Data provided Start Marker

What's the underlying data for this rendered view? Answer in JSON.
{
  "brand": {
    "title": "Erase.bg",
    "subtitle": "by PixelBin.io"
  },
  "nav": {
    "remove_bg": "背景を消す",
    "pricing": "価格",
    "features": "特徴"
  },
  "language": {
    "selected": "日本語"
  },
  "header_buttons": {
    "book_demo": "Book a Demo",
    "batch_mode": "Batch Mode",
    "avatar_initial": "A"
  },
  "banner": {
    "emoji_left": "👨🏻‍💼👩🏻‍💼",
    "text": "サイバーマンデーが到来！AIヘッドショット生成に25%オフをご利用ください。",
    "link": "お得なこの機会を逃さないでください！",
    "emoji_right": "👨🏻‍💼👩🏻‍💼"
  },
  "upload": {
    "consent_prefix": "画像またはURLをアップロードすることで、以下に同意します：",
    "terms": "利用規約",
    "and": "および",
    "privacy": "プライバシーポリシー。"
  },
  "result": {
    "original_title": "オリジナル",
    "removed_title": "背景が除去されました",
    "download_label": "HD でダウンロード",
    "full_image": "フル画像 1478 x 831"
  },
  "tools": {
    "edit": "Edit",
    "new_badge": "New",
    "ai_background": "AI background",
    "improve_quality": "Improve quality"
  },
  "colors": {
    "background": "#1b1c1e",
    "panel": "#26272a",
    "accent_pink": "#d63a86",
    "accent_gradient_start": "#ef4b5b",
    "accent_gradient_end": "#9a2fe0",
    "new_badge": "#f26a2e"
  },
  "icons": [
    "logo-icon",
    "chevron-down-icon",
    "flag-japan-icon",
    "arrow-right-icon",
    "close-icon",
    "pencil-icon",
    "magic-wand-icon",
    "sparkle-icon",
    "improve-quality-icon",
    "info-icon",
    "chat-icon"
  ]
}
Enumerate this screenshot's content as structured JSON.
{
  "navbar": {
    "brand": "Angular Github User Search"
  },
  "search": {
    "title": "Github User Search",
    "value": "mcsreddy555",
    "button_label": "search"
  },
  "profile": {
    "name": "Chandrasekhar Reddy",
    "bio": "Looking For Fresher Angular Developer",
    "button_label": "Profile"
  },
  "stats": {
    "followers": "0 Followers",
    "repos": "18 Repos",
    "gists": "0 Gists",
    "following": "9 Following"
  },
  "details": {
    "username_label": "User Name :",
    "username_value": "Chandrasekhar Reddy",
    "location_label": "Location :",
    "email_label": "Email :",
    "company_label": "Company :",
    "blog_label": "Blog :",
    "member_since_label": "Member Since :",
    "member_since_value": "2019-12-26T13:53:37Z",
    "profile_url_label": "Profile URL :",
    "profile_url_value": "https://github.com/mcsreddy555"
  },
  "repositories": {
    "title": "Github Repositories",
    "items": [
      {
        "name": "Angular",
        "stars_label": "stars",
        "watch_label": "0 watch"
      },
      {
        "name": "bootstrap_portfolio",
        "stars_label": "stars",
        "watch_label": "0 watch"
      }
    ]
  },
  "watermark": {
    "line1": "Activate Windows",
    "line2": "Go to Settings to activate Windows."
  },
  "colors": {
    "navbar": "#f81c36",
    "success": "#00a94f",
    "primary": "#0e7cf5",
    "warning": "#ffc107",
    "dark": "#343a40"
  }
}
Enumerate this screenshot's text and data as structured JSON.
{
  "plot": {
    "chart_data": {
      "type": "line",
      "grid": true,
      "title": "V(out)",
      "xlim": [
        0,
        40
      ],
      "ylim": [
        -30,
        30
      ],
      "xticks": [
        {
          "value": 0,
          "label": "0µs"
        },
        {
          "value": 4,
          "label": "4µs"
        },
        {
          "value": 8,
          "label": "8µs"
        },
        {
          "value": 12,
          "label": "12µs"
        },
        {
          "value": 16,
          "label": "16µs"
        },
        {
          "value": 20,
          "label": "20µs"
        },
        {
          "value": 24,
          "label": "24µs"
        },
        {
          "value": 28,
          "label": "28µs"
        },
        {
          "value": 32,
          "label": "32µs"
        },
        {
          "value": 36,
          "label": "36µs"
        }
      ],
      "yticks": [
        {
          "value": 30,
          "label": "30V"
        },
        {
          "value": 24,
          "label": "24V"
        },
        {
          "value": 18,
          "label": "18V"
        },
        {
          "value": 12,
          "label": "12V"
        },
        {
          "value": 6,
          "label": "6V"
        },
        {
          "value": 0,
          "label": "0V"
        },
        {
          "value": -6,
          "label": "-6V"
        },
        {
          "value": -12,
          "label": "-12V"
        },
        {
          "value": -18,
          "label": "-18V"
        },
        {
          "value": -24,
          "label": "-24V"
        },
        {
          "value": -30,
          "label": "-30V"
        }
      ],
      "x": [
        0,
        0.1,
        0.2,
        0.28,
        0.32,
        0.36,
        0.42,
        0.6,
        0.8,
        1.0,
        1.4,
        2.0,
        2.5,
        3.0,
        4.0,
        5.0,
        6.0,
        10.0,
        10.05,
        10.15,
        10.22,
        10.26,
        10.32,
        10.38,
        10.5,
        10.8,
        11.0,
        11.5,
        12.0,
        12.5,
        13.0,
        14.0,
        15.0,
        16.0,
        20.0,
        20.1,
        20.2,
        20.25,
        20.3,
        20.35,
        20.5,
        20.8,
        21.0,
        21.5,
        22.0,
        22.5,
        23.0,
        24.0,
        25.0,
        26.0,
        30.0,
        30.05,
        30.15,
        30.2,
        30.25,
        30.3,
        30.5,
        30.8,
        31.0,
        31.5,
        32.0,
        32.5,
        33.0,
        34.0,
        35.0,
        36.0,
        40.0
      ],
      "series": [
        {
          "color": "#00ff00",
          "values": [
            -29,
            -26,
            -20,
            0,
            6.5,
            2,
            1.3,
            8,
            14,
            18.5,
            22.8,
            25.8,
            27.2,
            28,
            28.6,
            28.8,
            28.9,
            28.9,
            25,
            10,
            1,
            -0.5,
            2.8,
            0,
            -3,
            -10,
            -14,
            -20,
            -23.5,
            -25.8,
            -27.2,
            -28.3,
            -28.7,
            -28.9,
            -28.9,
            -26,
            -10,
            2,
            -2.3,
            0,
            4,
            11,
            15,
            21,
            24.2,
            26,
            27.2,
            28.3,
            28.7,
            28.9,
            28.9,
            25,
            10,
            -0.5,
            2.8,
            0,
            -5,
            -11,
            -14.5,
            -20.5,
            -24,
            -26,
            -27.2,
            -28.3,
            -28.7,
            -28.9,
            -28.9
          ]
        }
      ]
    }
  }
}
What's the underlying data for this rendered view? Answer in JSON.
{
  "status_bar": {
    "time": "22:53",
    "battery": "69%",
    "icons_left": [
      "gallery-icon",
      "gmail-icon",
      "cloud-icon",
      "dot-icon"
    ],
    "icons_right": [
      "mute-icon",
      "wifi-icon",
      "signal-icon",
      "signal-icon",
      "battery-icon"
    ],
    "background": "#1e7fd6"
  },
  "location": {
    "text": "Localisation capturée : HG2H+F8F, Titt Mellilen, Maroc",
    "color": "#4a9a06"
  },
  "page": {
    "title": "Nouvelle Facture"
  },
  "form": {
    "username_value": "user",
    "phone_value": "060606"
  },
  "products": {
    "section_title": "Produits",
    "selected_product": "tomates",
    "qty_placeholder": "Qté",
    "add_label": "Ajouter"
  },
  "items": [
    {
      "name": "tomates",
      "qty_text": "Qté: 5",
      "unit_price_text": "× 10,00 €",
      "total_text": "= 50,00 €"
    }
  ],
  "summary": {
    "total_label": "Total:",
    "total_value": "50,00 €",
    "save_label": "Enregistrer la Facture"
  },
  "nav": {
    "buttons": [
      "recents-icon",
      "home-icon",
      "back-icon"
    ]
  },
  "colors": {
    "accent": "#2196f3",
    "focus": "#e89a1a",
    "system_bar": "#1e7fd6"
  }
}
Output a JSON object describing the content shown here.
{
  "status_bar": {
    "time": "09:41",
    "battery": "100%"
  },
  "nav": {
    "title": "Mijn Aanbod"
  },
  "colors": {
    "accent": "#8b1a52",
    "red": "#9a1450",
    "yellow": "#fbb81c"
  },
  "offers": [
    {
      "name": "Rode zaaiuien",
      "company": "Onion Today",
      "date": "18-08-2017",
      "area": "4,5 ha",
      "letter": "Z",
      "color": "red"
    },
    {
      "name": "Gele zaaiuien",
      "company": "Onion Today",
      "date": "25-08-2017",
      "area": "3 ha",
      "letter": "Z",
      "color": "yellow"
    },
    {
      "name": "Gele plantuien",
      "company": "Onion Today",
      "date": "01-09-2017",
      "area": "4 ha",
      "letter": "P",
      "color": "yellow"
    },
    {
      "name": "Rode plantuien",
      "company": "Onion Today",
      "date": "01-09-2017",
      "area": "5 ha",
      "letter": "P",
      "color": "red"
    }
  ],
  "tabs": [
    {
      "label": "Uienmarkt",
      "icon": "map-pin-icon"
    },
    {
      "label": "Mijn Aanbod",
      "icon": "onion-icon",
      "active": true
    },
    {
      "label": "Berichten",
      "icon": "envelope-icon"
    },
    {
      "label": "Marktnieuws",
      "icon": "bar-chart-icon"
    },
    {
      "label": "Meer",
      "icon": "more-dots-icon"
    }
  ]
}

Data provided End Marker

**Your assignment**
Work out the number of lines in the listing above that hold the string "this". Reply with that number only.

**Completed task**
4